Stop Thinking About That Year-End Bonus
Are you making plans for your year-end bonus? Please don’t.
Christmas decorations and holiday sales promotions are already appearing in malls and stores. For many employees, awareness of the approaching holiday season and calendar year-end triggers an anticipation of receiving a bonus. Many employers have traditionally handed out bonuses at year end, either as a celebration of the holiday or as a merit bonus for year long performance.
Mr. ToughMoneyLove has lots of experience with year end bonuses, both as a recipient in my younger days and more recently as an employer distributing them. My message today is to encourage all of you who have reason to expect a bonus to stop thinking about it.
Most Bonuses are Spent Before They are Received
Don’t Be a Clark Griswold
Similarly, merit bonuses paid to sales and professional employees are also spent in anticipation of receiving them. Remember poor Clark Griswold of National Lampoon’s Christmas Vacation fame? Expecting a year end performance bonus based on Christmas past, Clark put $7,500 down on a new family swimming pool. Clark didn’t actually have the $7,500 in the bank but decided to cut the check and play the float. When a “jelly of the month” certificate showed up instead of a cash bonus, cousin Eddie had to take matters into his own hands.
Sadly, there are lots of Clark Griswolds out there. By the time the employee bonus actually arrives (if it does at all), it’s a huge anti-climax because the employee has allocated it to prior expenditures. In our firm, we often debated the size of merit bonuses by focusing more on what someone would expect to receive rather than on what he or she deserved. Again, that came about because we knew that significant employee expense outlays had already occurred based on a bonus expectation.
This Year-End Calls for Extreme Bonus Restraint
Let’s be realistic and face the hard truth. The end of 2008 and continuing into 2009 is going to be a time of layoffs, with many economists expecting unemployment to rise to 8%. (If you heard Paul Bernanke speak this week, you have to expect this.) This is what the U.S. Bureau of Labor Statistics recently reported:

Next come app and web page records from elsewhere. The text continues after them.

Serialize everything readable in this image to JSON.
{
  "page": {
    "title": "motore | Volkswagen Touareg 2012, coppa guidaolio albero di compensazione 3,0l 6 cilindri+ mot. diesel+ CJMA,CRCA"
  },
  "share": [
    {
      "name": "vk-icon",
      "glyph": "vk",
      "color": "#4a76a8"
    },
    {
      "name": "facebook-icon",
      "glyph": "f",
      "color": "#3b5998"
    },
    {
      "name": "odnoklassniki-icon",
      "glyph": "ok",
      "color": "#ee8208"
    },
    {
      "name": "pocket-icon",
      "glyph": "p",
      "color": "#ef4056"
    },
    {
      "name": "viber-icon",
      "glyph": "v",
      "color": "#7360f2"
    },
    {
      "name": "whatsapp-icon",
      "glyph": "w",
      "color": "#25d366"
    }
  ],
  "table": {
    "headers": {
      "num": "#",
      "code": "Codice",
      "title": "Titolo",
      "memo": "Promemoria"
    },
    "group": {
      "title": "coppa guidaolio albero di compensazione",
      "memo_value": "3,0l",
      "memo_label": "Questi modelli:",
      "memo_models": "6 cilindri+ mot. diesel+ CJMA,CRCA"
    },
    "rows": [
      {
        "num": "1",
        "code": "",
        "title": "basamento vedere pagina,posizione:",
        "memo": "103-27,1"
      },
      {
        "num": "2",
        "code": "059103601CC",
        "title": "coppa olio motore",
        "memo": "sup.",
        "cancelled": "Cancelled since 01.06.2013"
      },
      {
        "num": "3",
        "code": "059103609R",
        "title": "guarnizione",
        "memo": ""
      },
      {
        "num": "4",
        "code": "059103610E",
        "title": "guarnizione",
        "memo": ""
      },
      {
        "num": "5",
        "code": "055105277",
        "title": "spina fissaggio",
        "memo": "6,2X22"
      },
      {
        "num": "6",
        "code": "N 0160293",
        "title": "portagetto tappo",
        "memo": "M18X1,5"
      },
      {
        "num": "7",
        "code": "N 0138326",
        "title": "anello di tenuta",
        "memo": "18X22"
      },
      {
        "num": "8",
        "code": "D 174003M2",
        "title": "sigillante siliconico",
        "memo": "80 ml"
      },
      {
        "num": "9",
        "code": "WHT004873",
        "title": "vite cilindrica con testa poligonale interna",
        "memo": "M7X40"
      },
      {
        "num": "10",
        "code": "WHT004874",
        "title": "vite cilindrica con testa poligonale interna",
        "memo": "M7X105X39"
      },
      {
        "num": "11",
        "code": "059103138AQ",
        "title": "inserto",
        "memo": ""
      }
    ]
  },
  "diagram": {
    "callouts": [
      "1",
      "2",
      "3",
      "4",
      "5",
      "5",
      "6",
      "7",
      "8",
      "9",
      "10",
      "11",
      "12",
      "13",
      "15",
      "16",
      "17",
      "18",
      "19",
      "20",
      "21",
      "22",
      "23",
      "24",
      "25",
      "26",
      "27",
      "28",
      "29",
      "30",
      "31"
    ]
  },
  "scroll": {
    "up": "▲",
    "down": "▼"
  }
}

The unemployment rate (6.1 percent) was unchanged in September, following a 0.4-percentage point rise in August. The number of unemployed persons was little changed at 9.5 million. Over the past 12 months, the number of unemployed persons has increased by 2.2 million and the unemployment rate has risen by 1.4 percentage points.
If the predicted unemployment increase to 8% comes to pass, an additional 3-4 million jobs will be lost in the next twelve months. This means that for some, this next year-end bonus may also be their severance pay. For those who remain employed, many employers will be taking a fiscally conservative approach and cutting back or eliminating bonus programs. Every employee must prepare for these recessionary effects.
Look at this way. If you mentally treat your “bonus” in name as a “bonus” in function (as it was intended), it will represent found money that can be used for the financial protection of you and your family if and when needed. If you end up not needing it as the economy recovers, pay off debt with it or save it. Heck, you might eventually be able to take a vacation with it. (Maybe to Wally World?) On the other hand, if you spend it in anticipation of receiving it, you could end up with a disappointing outcome in more ways than one.